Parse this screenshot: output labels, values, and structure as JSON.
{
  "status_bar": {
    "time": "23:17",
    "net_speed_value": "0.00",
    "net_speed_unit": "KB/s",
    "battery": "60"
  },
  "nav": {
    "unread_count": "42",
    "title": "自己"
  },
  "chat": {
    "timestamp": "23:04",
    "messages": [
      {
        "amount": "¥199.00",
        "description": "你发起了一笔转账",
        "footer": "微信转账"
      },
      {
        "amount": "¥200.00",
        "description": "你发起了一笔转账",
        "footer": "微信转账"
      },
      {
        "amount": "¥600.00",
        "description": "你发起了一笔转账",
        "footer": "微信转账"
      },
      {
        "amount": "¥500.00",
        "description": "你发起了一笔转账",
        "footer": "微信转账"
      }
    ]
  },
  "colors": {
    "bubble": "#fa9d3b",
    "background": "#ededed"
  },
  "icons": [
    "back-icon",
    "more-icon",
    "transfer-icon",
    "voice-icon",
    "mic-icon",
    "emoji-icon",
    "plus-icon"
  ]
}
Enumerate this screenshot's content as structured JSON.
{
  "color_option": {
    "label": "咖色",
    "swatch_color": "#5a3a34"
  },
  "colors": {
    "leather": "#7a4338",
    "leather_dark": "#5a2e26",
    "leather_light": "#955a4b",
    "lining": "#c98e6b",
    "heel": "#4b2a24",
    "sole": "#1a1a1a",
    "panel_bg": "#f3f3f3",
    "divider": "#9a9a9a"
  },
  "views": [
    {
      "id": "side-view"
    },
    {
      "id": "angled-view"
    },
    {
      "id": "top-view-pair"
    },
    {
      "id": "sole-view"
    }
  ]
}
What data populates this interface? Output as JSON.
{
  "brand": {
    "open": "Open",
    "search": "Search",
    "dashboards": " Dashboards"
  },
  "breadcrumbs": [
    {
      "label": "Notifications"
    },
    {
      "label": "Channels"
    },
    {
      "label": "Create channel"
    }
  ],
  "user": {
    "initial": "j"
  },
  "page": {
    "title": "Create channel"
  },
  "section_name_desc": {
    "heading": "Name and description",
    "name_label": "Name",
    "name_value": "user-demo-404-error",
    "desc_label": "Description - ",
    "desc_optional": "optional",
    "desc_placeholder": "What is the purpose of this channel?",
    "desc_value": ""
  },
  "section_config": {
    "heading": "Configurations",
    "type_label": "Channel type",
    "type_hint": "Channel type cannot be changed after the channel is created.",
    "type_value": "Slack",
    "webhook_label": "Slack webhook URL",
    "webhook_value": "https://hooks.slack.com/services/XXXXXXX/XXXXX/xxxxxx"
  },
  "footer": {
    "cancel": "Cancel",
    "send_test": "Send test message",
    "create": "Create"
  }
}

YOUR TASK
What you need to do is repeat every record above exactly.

EXERCISE RESULT
Parse this screenshot: output labels, values, and structure as JSON.
{
  "status_bar": {
    "time": "23:17",
    "net_speed_value": "0.00",
    "net_speed_unit": "KB/s",
    "battery": "60"
  },
  "nav": {
    "unread_count": "42",
    "title": "自己"
  },
  "chat": {
    "timestamp": "23:04",
    "messages": [
      {
        "amount": "¥199.00",
        "description": "你发起了一笔转账",
        "footer": "微信转账"
      },
      {
        "amount": "¥200.00",
        "description": "你发起了一笔转账",
        "footer": "微信转账"
      },
      {
        "amount": "¥600.00",
        "description": "你发起了一笔转账",
        "footer": "微信转账"
      },
      {
        "amount": "¥500.00",
        "description": "你发起了一笔转账",
        "footer": "微信转账"
      }
    ]
  },
  "colors": {
    "bubble": "#fa9d3b",
    "background": "#ededed"
  },
  "icons": [
    "back-icon",
    "more-icon",
    "transfer-icon",
    "voice-icon",
    "mic-icon",
    "emoji-icon",
    "plus-icon"
  ]
}
Enumerate this screenshot's content as structured JSON.
{
  "color_option": {
    "label": "咖色",
    "swatch_color": "#5a3a34"
  },
  "colors": {
    "leather": "#7a4338",
    "leather_dark": "#5a2e26",
    "leather_light": "#955a4b",
    "lining": "#c98e6b",
    "heel": "#4b2a24",
    "sole": "#1a1a1a",
    "panel_bg": "#f3f3f3",
    "divider": "#9a9a9a"
  },
  "views": [
    {
      "id": "side-view"
    },
    {
      "id": "angled-view"
    },
    {
      "id": "top-view-pair"
    },
    {
      "id": "sole-view"
    }
  ]
}
What data populates this interface? Output as JSON.
{
  "brand": {
    "open": "Open",
    "search": "Search",
    "dashboards": " Dashboards"
  },
  "breadcrumbs": [
    {
      "label": "Notifications"
    },
    {
      "label": "Channels"
    },
    {
      "label": "Create channel"
    }
  ],
  "user": {
    "initial": "j"
  },
  "page": {
    "title": "Create channel"
  },
  "section_name_desc": {
    "heading": "Name and description",
    "name_label": "Name",
    "name_value": "user-demo-404-error",
    "desc_label": "Description - ",
    "desc_optional": "optional",
    "desc_placeholder": "What is the purpose of this channel?",
    "desc_value": ""
  },
  "section_config": {
    "heading": "Configurations",
    "type_label": "Channel type",
    "type_hint": "Channel type cannot be changed after the channel is created.",
    "type_value": "Slack",
    "webhook_label": "Slack webhook URL",
    "webhook_value": "https://hooks.slack.com/services/XXXXXXX/XXXXX/xxxxxx"
  },
  "footer": {
    "cancel": "Cancel",
    "send_test": "Send test message",
    "create": "Create"
  }
}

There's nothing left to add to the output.